===== STUDY MATERIAL
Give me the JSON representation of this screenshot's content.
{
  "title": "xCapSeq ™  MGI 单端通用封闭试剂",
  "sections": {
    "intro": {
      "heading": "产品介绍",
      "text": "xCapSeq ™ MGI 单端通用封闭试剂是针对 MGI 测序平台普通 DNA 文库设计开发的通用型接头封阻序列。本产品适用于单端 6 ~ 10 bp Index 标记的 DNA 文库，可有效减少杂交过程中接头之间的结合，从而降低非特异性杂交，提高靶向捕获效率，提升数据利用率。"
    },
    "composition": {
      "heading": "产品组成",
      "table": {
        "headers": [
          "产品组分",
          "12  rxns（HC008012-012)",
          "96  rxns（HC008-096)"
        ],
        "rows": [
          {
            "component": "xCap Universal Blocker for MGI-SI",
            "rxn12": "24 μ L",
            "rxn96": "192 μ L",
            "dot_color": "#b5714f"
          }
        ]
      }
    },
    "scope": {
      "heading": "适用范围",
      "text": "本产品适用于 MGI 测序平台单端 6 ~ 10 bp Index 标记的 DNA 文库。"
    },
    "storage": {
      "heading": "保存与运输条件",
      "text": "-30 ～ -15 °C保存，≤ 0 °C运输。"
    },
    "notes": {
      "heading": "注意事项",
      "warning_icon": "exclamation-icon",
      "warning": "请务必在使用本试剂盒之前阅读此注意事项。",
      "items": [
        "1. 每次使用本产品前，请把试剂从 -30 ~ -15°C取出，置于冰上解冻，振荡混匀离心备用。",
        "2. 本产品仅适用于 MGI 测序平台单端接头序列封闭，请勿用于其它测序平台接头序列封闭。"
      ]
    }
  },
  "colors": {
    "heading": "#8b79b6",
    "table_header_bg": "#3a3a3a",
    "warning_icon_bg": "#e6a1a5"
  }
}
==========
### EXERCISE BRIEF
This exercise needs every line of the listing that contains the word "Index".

### TASK RESPONSE
      "text": "xCapSeq ™ MGI 单端通用封闭试剂是针对 MGI 测序平台普通 DNA 文库设计开发的通用型接头封阻序列。本产品适用于单端 6 ~ 10 bp Index 标记的 DNA 文库，可有效减少杂交过程中接头之间的结合，从而降低非特异性杂交，提高靶向捕获效率，提升数据利用率。"
      "text": "本产品适用于 MGI 测序平台单端 6 ~ 10 bp Index 标记的 DNA 文库。"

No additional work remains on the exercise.